Levy won the Emmy Award for best actor in a comedy series on Sunday night for Pop TV's "Schitt's Creek," taking home the trophy for the sixth and final season of the show he co-created with his son, Dan Levy.
"It's kind of ironical that the straightest role I've ever played lands me an Emmy for a comedy performance. So now I seriously have to question what I've been doing for the past 50 years," said Levy.
With Levy's win, "Schitt's Creek" takes the first two Emmys of the evening.
He accepted the trophy in a remote, restaurant-like pavilion surrounded by his cast mates including his longtime collaborator Catherine O'Hara, who minutes earlier won best actress in a comedy series for playing his wife on the show.
E! host Giuliana Rancic had to miss the Emmy Awards virtual pre-show after she tested positive for the coronavirus.
Rancic announced in a video from home Sunday that she tested positive for the virus along with her husband and son.

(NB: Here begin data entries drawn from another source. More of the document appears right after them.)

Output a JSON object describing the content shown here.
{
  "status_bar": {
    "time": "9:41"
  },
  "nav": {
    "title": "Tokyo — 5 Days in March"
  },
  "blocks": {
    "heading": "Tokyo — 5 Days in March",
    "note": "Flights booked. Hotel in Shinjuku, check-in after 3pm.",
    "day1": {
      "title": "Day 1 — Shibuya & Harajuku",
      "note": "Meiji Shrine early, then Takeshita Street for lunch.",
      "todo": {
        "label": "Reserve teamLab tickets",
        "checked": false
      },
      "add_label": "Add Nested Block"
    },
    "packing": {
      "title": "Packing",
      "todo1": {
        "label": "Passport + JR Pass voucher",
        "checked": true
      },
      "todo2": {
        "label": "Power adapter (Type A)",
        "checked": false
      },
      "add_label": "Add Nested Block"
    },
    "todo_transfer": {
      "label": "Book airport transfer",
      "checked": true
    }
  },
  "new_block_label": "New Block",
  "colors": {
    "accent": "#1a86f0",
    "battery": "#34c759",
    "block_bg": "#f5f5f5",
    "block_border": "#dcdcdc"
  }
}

The show was hosted by Brad Goreski and Nina Parker.
"Now as much as I didn't want to hear that, I'm very thankful I heard it before I traveled and possibly could have exposed other people," Rancic, the longtime E! host. "So for that, I'm thankful."
Rancic said she and her family are holding up well health wise.
"My husband Bill and our son also did test positive, but we're all doing well and taking care of each other so I'm going to get back to doing that," she said.
"But I just want to say I'm wishing you all the best and please protect yourselves and protect those around you. Take good care and I'll see you on the next red carpet."
After 45 years of nothing-but-funny and a six-year run down "Schitt's Creek," Catherine O'Hara has an acting Emmy.
O'Hara won the Emmy Award for best actress in a TV comedy for her role as Rose family matriarch Moira on "Schitt's Creek" on Sunday night.
Jennifer Aniston presented the award, the first handed out at Sunday night's ceremony, from Staples Center, and O'Hara accepted in a remote restaurant-like pavilion with the "Schitt's Creek" cast in face masks and formalwear around her.
A man in a black tie hazard suit handed her the trophy.
"May you have as much joy being holed up in a room or two with your dear family as I have with my dear Roses here," an emotional O'Hara said.
The win puts O'Hara in the elite company that her peers and co-stars have already held her in for decades.
Past winners of the award include Lucille Ball, Mary Tyler Moore, Candice Bergen and Julia Louis-Dreyfus.
O'Hara had one previous Emmy for writing on "SCTV" in 1982 in the earlier days of years of collaboration with her "Schitt's Creek" co-star Eugene Levy.
It looked like any awards show as Emmys host Jimmy Kimmel took the stage at the Staples Center in a tuxedo and started cracking jokes to laughter from famous audience members.
But it was anything but typical. While Kimmel was real as he opened the 72nd Emmy Awards on Sunday night, the audience was clearly phony, inserted from past footage.
"Welcome to the pandemmies!" Kimmel said to open his monologue. "You can't have a virus without a host."
Kimmel played it straight until halfway through the opening bit, when he admitted he was nearly alone and the telecast showed the sea of empty seats.
Nominees were represented by cardboard cutouts, and by Jason Bateman of "Ozark" pretending to be one.
Kimmel then walked into a room where he was surrounded by dozens of nominees shown on video feeds from their homes, hotel rooms and other remote locations. "I feel like I'm in a Best Buy," he joked.
It's eerily empty both outside and inside the Staples Center in Los Angeles during the run-up to an Emmy Awards unlike any other.
At a moment when the red carpet would normally be thronged with black-tie stars, media and fans, spaced-out security and staff and a handful of show contributors were among the only people outside on Sunday afternoon.
Tracee Ellis Ross, nominated for best actress in a comedy series for "black-ish," leaned out of an arriving SUV to take a coronavirus test before entering to take part in the show.